_EXERCISE BRIEF_
Would you restate all the entries exactly, leaving nothing out?

_DATA SHOWN_
******

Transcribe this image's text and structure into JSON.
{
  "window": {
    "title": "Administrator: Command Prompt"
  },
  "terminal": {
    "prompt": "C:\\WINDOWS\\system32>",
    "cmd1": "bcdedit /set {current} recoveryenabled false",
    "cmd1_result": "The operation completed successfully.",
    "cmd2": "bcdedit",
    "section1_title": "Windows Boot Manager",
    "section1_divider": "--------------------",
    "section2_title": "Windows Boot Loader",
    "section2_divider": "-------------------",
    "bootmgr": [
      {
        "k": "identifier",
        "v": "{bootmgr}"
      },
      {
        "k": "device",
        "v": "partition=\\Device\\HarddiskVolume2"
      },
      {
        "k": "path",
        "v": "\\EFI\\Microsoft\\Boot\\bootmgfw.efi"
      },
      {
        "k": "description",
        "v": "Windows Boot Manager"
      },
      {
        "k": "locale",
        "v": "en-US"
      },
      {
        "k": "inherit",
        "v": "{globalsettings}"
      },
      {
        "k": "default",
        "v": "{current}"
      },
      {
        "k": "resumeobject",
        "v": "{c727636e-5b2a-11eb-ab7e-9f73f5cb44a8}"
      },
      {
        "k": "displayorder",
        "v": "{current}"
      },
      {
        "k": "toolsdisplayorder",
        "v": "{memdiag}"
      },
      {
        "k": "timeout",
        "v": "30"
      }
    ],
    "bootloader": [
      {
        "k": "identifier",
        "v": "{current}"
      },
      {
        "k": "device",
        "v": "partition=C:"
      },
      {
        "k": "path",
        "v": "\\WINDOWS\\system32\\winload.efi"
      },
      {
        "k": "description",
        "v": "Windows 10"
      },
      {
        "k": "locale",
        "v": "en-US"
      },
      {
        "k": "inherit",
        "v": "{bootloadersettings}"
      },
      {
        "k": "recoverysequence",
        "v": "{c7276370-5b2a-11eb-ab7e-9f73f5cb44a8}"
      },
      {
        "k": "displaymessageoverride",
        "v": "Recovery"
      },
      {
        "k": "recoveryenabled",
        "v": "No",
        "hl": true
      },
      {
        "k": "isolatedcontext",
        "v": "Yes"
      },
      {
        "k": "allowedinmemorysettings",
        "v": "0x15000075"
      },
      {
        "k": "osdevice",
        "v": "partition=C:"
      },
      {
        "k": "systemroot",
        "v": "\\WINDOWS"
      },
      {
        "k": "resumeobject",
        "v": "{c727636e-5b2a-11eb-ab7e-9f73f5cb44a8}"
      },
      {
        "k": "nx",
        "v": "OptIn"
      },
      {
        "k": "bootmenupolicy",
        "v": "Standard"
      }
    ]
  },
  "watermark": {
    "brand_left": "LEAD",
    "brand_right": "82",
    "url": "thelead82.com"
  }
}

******

_FINISHED TASK_
Transcribe this image's text and structure into JSON.
{
  "window": {
    "title": "Administrator: Command Prompt"
  },
  "terminal": {
    "prompt": "C:\\WINDOWS\\system32>",
    "cmd1": "bcdedit /set {current} recoveryenabled false",
    "cmd1_result": "The operation completed successfully.",
    "cmd2": "bcdedit",
    "section1_title": "Windows Boot Manager",
    "section1_divider": "--------------------",
    "section2_title": "Windows Boot Loader",
    "section2_divider": "-------------------",
    "bootmgr": [
      {
        "k": "identifier",
        "v": "{bootmgr}"
      },
      {
        "k": "device",
        "v": "partition=\\Device\\HarddiskVolume2"
      },
      {
        "k": "path",
        "v": "\\EFI\\Microsoft\\Boot\\bootmgfw.efi"
      },
      {
        "k": "description",
        "v": "Windows Boot Manager"
      },
      {
        "k": "locale",
        "v": "en-US"
      },
      {
        "k": "inherit",
        "v": "{globalsettings}"
      },
      {
        "k": "default",
        "v": "{current}"
      },
      {
        "k": "resumeobject",
        "v": "{c727636e-5b2a-11eb-ab7e-9f73f5cb44a8}"
      },
      {
        "k": "displayorder",
        "v": "{current}"
      },
      {
        "k": "toolsdisplayorder",
        "v": "{memdiag}"
      },
      {
        "k": "timeout",
        "v": "30"
      }
    ],
    "bootloader": [
      {
        "k": "identifier",
        "v": "{current}"
      },
      {
        "k": "device",
        "v": "partition=C:"
      },
      {
        "k": "path",
        "v": "\\WINDOWS\\system32\\winload.efi"
      },
      {
        "k": "description",
        "v": "Windows 10"
      },
      {
        "k": "locale",
        "v": "en-US"
      },
      {
        "k": "inherit",
        "v": "{bootloadersettings}"
      },
      {
        "k": "recoverysequence",
        "v": "{c7276370-5b2a-11eb-ab7e-9f73f5cb44a8}"
      },
      {
        "k": "displaymessageoverride",
        "v": "Recovery"
      },
      {
        "k": "recoveryenabled",
        "v": "No",
        "hl": true
      },
      {
        "k": "isolatedcontext",
        "v": "Yes"
      },
      {
        "k": "allowedinmemorysettings",
        "v": "0x15000075"
      },
      {
        "k": "osdevice",
        "v": "partition=C:"
      },
      {
        "k": "systemroot",
        "v": "\\WINDOWS"
      },
      {
        "k": "resumeobject",
        "v": "{c727636e-5b2a-11eb-ab7e-9f73f5cb44a8}"
      },
      {
        "k": "nx",
        "v": "OptIn"
      },
      {
        "k": "bootmenupolicy",
        "v": "Standard"
      }
    ]
  },
  "watermark": {
    "brand_left": "LEAD",
    "brand_right": "82",
    "url": "thelead82.com"
  }
}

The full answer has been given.